WHAT YOU NEED TO DO » Working through the lines below, return each one that holds "this".

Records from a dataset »
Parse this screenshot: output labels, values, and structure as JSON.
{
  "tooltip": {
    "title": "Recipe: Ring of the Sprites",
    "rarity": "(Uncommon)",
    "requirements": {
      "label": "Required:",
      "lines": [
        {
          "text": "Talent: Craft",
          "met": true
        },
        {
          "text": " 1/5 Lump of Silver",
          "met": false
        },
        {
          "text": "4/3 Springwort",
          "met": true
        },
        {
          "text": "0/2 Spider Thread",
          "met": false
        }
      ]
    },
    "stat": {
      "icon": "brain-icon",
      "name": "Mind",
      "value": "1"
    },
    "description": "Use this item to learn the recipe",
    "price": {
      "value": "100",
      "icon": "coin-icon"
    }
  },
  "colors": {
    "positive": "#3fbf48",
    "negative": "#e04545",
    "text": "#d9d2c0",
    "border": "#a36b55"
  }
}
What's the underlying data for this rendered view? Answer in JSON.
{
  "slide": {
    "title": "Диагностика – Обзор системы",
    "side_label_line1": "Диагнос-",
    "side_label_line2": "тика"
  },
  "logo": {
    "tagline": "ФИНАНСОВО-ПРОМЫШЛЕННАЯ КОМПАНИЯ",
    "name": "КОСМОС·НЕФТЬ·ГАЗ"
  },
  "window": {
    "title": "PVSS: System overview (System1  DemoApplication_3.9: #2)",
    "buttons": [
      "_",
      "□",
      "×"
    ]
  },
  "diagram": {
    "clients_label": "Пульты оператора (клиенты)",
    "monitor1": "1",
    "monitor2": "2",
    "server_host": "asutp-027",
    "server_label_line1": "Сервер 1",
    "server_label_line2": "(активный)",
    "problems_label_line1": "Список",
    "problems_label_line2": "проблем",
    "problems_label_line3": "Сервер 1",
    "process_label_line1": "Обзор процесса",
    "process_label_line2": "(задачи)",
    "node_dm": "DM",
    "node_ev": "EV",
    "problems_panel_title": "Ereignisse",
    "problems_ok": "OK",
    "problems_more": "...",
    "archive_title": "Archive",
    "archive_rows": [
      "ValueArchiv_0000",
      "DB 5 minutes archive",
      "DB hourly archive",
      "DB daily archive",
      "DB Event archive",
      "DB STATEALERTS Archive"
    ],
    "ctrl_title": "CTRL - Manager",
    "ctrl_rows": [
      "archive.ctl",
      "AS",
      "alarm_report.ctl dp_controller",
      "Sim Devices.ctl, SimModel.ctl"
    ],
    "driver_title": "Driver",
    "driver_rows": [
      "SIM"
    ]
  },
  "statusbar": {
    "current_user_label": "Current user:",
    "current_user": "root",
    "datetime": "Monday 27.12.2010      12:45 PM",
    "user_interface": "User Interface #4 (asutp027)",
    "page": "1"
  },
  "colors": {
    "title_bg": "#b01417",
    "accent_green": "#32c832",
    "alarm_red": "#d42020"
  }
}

EXPECTED ANSWER »
Parse this screenshot: output labels, values, and structure as JSON.
    "description": "Use this item to learn the recipe",
What's the underlying data for this rendered view? Answer in JSON.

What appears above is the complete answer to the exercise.